2020 Corn Yield Forecasts: End-of-season Forecasts Suggest Near-average Yields for the Region
Patricio Grassini, UNL Associate Professor of Agronomy and Horticulture, Extension Cropping System Specialist and Water for Food Institute Fellow; Jose Andrade, UNL Affiliate; Juan Ignacio Rattalino Edreira, UNL Research Assistant Professor of Agronomy and Horticulture; Gonzalo Rizzo, UNL PhD student; Haishun Yang, UNL Associate Professor of Agronomy and Horticulture and Water for Food Institute Fellow; Keith Glewen & Jennifer Rees, Nebraska Extension Educators; Jeff Coulter, Professor and Extension Specialist, University of Minnesota; Mark Licht (Extension Cropping System Agronomist) & Sotirios Archontoulis (Assistant Professor), Iowa State University; Ignacio Ciampitti, Crop Production and Cropping System Specialist and Assistant Professor of Agronomy, Kansas State University; Ray Massey, Extension Professor, University of Missouri
This is the last article in a series that summarizes the simulated crop stages and yield forecasts across the Corn Belt. To evaluate, in “real-time,” the impact of this season’s weather on corn yield and its spatial variability across the Corn Belt, simulations of 2020 real-time crop stage were performed for 40 locations across the US Corn Belt using the UNL Hybrid-Maize crop model; the data can be downloaded here. Details on the UNL Hybrid-Maize crop model and the underpinning methodology to simulate phenology and forecast end-of-season yields is described in a previous article. Note that one location in IA (Kanawha) was not included due to lack of weather data.
Crop Stages and Weather Conditions During the Past Month
Corn has reached black layer at most locations of the Corn Belt, except for a few scattered sites in northern NE, IA, MN, IL, and MI (Figure 2). During the last three weeks, most locations exhibited near-normal rainfall except for a few sites in MN, IL, and OH that showed above-normal rainfall. Air temperature tended to be below normal in the western fringe of the Corn Belt (ND, NE, and KS), while in the remaining area, air temperature has remained near normal. A summary of weather conditions during the past three weeks is shown in Figure 1.

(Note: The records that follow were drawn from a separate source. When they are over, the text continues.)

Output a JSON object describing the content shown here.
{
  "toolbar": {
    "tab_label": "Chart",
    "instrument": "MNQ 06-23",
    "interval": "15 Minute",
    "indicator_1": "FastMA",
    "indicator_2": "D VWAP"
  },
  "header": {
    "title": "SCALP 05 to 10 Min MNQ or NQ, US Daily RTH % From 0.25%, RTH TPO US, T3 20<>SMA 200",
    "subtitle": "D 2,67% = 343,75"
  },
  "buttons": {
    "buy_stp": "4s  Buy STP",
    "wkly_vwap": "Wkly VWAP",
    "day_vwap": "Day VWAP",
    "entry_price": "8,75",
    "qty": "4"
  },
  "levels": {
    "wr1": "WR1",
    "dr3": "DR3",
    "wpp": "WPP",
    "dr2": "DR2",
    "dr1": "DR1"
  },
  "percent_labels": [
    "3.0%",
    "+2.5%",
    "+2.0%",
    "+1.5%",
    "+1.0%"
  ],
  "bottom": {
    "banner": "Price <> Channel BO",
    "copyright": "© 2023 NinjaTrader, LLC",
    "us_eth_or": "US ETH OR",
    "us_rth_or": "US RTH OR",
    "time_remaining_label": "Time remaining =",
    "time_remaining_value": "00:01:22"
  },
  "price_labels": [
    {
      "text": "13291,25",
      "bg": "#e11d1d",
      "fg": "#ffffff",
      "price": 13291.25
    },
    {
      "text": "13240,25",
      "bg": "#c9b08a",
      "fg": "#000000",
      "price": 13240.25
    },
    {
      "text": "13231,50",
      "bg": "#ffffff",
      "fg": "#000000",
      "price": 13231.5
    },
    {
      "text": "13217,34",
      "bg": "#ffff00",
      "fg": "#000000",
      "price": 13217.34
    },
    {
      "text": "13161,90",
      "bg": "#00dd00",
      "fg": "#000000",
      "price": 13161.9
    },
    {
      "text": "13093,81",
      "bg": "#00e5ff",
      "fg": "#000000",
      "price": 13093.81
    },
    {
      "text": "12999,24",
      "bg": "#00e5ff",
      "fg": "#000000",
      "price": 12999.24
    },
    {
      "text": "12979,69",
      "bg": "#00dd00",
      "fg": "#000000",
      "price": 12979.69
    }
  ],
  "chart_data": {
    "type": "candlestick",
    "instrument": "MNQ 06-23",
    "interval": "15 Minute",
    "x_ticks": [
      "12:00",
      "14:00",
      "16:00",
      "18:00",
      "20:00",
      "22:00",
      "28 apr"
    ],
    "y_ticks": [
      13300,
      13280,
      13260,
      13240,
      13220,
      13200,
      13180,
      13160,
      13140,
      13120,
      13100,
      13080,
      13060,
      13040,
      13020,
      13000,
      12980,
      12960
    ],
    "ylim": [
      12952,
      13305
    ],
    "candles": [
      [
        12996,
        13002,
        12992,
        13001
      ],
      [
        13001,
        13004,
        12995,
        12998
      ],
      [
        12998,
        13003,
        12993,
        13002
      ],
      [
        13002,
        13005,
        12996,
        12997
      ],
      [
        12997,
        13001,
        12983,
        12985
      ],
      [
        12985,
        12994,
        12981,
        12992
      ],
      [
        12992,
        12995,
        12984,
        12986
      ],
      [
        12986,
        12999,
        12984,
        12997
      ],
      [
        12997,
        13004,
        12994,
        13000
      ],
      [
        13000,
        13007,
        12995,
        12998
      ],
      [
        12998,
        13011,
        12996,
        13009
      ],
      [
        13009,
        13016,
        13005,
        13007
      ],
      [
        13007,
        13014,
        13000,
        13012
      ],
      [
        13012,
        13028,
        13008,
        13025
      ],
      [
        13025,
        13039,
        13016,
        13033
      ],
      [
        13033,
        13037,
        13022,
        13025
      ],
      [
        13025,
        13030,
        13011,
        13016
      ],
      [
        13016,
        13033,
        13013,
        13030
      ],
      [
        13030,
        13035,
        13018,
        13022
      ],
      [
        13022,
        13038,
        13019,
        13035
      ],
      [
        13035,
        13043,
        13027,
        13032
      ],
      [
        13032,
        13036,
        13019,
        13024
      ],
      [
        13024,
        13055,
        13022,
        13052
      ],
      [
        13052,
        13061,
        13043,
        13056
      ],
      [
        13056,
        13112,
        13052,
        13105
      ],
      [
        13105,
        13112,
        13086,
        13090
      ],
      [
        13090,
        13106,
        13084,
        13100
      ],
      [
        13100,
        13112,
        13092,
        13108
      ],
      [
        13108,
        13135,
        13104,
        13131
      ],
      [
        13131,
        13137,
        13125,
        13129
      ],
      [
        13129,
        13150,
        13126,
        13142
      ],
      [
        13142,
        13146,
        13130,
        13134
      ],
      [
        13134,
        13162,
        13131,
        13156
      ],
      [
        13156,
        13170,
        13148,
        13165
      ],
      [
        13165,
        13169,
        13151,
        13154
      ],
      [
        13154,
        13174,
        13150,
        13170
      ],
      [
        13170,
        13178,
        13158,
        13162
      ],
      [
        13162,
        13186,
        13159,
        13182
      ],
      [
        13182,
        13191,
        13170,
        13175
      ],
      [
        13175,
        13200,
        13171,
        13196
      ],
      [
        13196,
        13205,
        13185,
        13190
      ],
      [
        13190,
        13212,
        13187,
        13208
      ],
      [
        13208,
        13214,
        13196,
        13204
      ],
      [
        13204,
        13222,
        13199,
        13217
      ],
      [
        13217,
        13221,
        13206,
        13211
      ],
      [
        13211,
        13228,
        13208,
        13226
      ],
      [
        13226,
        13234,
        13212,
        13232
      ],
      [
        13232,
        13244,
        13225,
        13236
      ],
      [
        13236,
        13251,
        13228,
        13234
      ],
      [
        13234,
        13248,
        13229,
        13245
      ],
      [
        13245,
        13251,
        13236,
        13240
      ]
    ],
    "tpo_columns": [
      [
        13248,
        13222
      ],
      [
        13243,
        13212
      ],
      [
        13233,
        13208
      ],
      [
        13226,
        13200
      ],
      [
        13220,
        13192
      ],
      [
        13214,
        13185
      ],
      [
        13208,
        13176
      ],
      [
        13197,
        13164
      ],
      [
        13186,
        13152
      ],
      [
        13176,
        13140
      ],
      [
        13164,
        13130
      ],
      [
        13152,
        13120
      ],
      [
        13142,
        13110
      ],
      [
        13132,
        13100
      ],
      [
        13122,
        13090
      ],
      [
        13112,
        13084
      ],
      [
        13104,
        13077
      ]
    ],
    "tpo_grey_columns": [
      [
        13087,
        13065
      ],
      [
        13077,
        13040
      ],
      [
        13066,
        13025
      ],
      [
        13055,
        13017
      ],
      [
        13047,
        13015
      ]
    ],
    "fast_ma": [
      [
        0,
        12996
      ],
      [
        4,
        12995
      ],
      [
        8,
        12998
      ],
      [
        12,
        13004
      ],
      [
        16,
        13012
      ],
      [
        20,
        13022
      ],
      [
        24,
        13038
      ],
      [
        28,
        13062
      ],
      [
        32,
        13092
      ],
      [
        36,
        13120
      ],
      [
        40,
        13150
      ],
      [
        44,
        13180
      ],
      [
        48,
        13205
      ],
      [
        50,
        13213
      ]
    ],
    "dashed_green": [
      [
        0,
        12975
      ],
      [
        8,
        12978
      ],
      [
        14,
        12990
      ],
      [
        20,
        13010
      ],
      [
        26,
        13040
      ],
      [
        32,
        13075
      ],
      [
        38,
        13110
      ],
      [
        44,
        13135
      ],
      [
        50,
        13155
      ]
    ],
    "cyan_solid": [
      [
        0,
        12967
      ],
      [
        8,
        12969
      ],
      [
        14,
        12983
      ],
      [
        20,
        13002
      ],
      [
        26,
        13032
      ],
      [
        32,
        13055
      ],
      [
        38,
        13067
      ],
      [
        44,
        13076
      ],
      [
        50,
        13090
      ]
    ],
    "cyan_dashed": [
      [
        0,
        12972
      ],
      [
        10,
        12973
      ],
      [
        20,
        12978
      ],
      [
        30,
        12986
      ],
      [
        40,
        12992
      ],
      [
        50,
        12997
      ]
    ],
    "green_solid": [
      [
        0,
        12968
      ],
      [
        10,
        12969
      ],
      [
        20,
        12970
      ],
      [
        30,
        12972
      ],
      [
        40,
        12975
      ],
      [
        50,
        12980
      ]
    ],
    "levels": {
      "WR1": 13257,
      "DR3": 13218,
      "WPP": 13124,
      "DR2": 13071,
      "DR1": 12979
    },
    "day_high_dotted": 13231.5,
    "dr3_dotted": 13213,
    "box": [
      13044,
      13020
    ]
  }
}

Near Average Yields in Irrigated Corn
Forecasted end-of-season irrigated yields are shown in Figure 3 and 4. More than 90% of the irrigated sites (12 out of 13) exhibited near-average yields. Only one site presented above-average yields (Scandia, KS). Overall, the irrigated maize yield potential forecasted for the current 2020 season seems similar to that forecasted in the previous (2019) season.
Rainfed Corn: Yield Potential is Highly Variable Across Rainfed Sites but Below Last Year

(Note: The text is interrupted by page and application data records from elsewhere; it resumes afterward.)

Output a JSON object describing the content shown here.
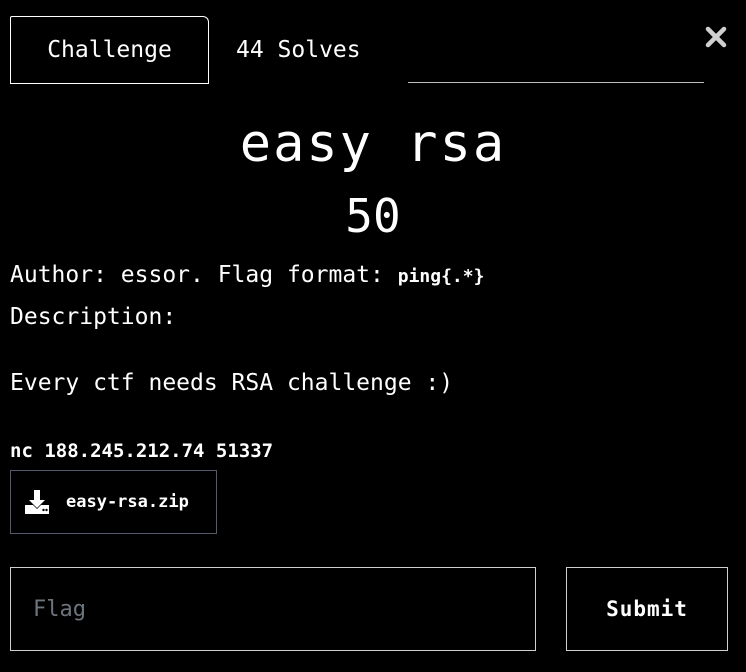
{
  "tabs": {
    "challenge_label": "Challenge",
    "solves_label": "44 Solves"
  },
  "close": {
    "icon": "close-icon"
  },
  "challenge": {
    "name": "easy rsa",
    "points": "50",
    "author_text": "Author: essor. Flag format: ",
    "flag_format": "ping{.*}",
    "description_label": "Description:",
    "description_text": "Every ctf needs RSA challenge :)",
    "connection": "nc 188.245.212.74 51337"
  },
  "download": {
    "icon": "download-icon",
    "label": "easy-rsa.zip"
  },
  "flag_input": {
    "placeholder": "Flag",
    "value": ""
  },
  "submit": {
    "label": "Submit"
  },
  "colors": {
    "background": "#000000",
    "text": "#ffffff",
    "border": "#cfcfcf",
    "download_border": "#555a6a",
    "placeholder": "#6c757d"
  }
}
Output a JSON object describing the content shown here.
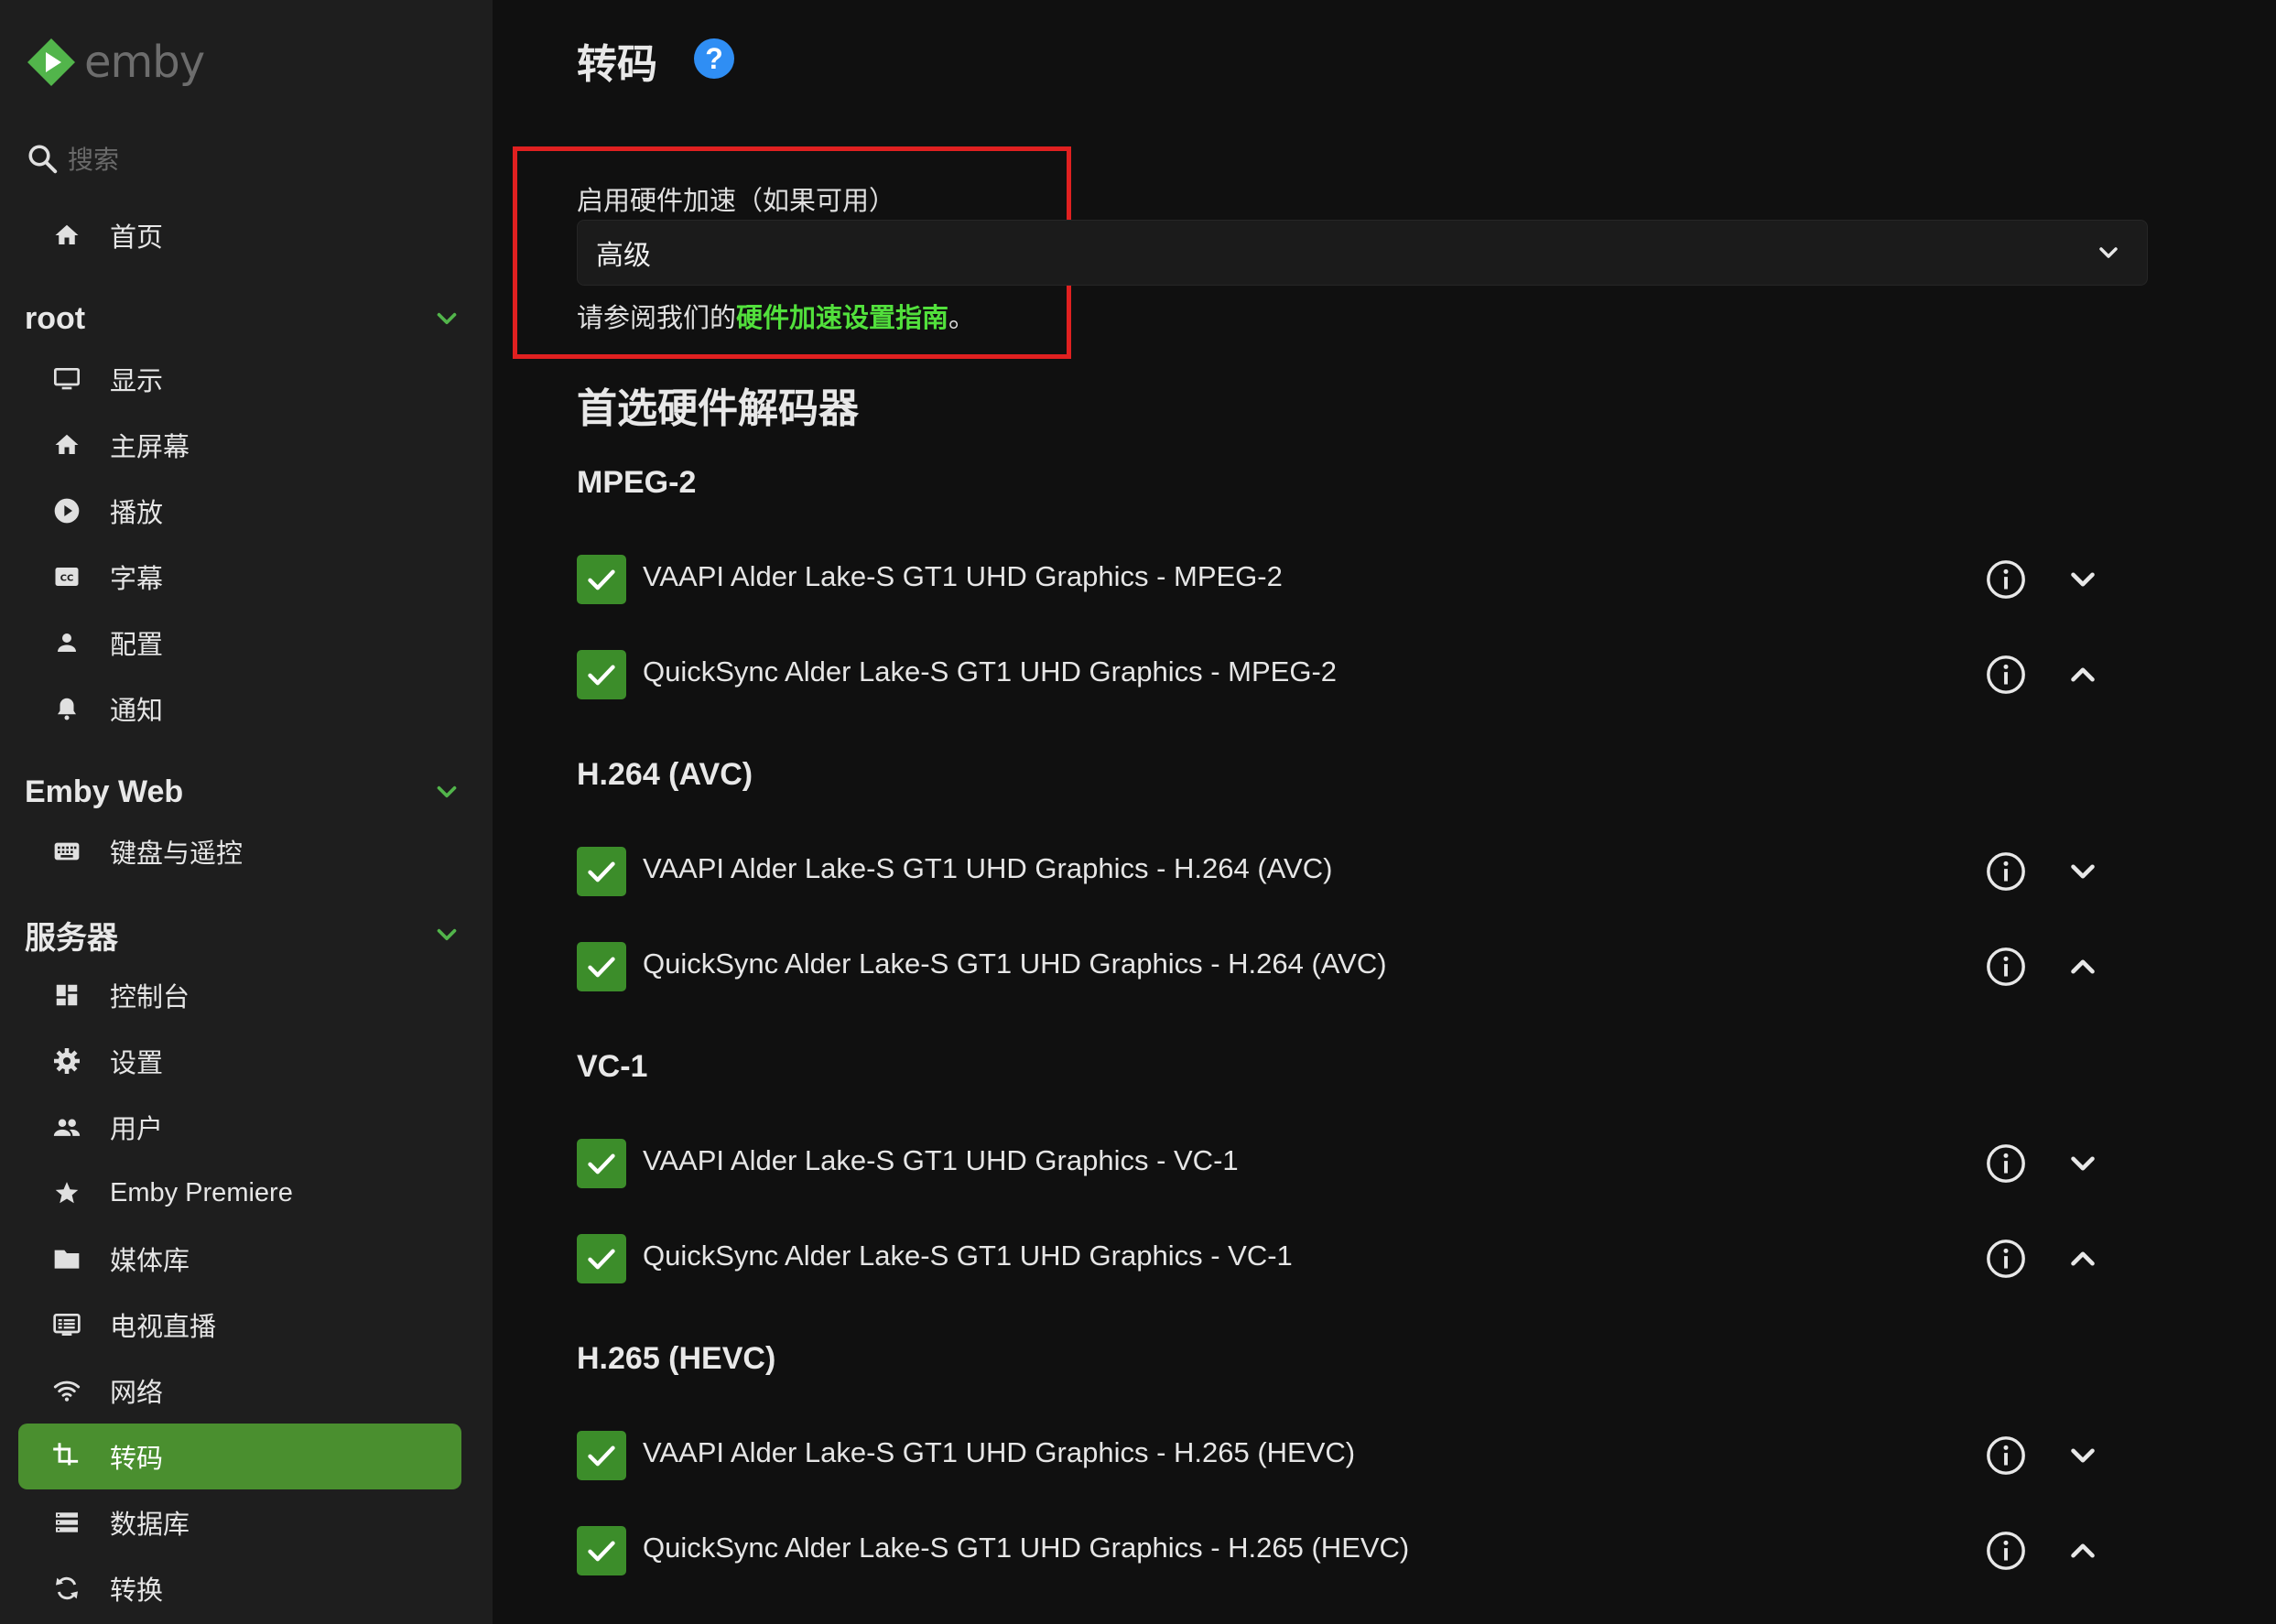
{
  "brand": {
    "name": "emby",
    "accent": "#52b54b",
    "active_bg": "#4a8f2f"
  },
  "search": {
    "placeholder": "搜索"
  },
  "nav": {
    "home": {
      "label": "首页",
      "icon": "home-icon"
    },
    "sections": [
      {
        "title": "root",
        "items": [
          {
            "label": "显示",
            "icon": "monitor-icon"
          },
          {
            "label": "主屏幕",
            "icon": "home-icon"
          },
          {
            "label": "播放",
            "icon": "play-circle-icon"
          },
          {
            "label": "字幕",
            "icon": "closed-caption-icon"
          },
          {
            "label": "配置",
            "icon": "person-icon"
          },
          {
            "label": "通知",
            "icon": "bell-icon"
          }
        ]
      },
      {
        "title": "Emby Web",
        "items": [
          {
            "label": "键盘与遥控",
            "icon": "keyboard-icon"
          }
        ]
      },
      {
        "title": "服务器",
        "items": [
          {
            "label": "控制台",
            "icon": "dashboard-icon"
          },
          {
            "label": "设置",
            "icon": "gear-icon"
          },
          {
            "label": "用户",
            "icon": "people-icon"
          },
          {
            "label": "Emby Premiere",
            "icon": "star-icon"
          },
          {
            "label": "媒体库",
            "icon": "folder-icon"
          },
          {
            "label": "电视直播",
            "icon": "live-tv-icon"
          },
          {
            "label": "网络",
            "icon": "wifi-icon"
          },
          {
            "label": "转码",
            "icon": "crop-icon",
            "active": true
          },
          {
            "label": "数据库",
            "icon": "database-icon"
          },
          {
            "label": "转换",
            "icon": "sync-icon"
          }
        ]
      }
    ]
  },
  "main": {
    "title": "转码",
    "help_glyph": "?",
    "hw_accel": {
      "label": "启用硬件加速（如果可用）",
      "selected": "高级",
      "help_prefix": "请参阅我们的",
      "help_link": "硬件加速设置指南",
      "help_suffix": "。"
    },
    "decoders_heading": "首选硬件解码器",
    "codec_groups": [
      {
        "name": "MPEG-2",
        "decoders": [
          {
            "label": "VAAPI Alder Lake-S GT1 UHD Graphics - MPEG-2",
            "checked": true,
            "chevron": "down"
          },
          {
            "label": "QuickSync Alder Lake-S GT1 UHD Graphics - MPEG-2",
            "checked": true,
            "chevron": "up"
          }
        ]
      },
      {
        "name": "H.264 (AVC)",
        "decoders": [
          {
            "label": "VAAPI Alder Lake-S GT1 UHD Graphics - H.264 (AVC)",
            "checked": true,
            "chevron": "down"
          },
          {
            "label": "QuickSync Alder Lake-S GT1 UHD Graphics - H.264 (AVC)",
            "checked": true,
            "chevron": "up"
          }
        ]
      },
      {
        "name": "VC-1",
        "decoders": [
          {
            "label": "VAAPI Alder Lake-S GT1 UHD Graphics - VC-1",
            "checked": true,
            "chevron": "down"
          },
          {
            "label": "QuickSync Alder Lake-S GT1 UHD Graphics - VC-1",
            "checked": true,
            "chevron": "up"
          }
        ]
      },
      {
        "name": "H.265 (HEVC)",
        "decoders": [
          {
            "label": "VAAPI Alder Lake-S GT1 UHD Graphics - H.265 (HEVC)",
            "checked": true,
            "chevron": "down"
          },
          {
            "label": "QuickSync Alder Lake-S GT1 UHD Graphics - H.265 (HEVC)",
            "checked": true,
            "chevron": "up"
          }
        ]
      }
    ]
  },
  "colors": {
    "highlight": "#e02020",
    "link": "#52e03c",
    "help_blue": "#2f8ef4",
    "checkbox": "#3c8d2a"
  }
}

Forecasted end-of-season yields for rainfed corn indicate above-average yield at one third (12 out of 36) of the sites (Figure 3 and 4) situated in KS, ND, MI, MN, northern IL, northwestern MO, and in Beatrice (NE). In contrast, most sites in the southcentral and southeastern parts of the Corn Belt, as well as one site in southcentral NE, exhibited near average yields. Finally, nine sites across NE and IA and one site in OH (Custar) showed a high probability for yield to be below average.

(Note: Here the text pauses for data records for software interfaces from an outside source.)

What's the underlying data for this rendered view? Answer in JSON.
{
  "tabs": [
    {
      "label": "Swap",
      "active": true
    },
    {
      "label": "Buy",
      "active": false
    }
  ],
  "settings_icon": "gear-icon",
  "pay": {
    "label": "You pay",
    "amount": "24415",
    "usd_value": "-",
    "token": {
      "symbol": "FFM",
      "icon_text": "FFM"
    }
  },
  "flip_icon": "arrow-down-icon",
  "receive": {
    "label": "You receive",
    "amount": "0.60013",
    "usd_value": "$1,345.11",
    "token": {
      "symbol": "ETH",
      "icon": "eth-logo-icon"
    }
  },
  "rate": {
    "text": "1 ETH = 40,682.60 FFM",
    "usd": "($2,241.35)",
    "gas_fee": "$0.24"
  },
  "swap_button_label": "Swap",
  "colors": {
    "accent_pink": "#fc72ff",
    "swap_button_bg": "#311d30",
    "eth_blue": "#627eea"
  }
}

In contrast to the record-yield prediction made by USDA-NASS, our forecasted yield potential this season is near to the historical average record and 15% lower compared with the 2019 crop season. Our forecasts suggest a near-average year for irrigated corn at most sites. For rainfed corn, the scenario is diverse across regions. Most sites in the southeastern part of the Corn Belt, as well as in eastern IA and MO, are expected to show near-average yields. Above-average yields are estimated at 12 locations, mostly located in the northern and southwestern fringes of the region and in northern IL. In contrast, below-average yields are expected at 10 sites located in NE and IA and also in northwestern OH.
Note that these forecasts do not take into consideration problems with stand emergence, hail/flooding/wind damage, replanting situations, disease, or nitrate leaching. In fields negatively affected by these constraints, actual yields will be lower than estimates provided here. It is important to keep in mind that yield forecasts are not field-specific and, instead, represent an estimate of average on-farm yield for a given location and surrounding area in absence of the yield-reducing factors mentioned here. Likewise, crop stages and forecasted yields will deviate from the ones reported here in fields with planting dates or hybrid maturities that differ markedly from the ones used as the basis for the forecasts.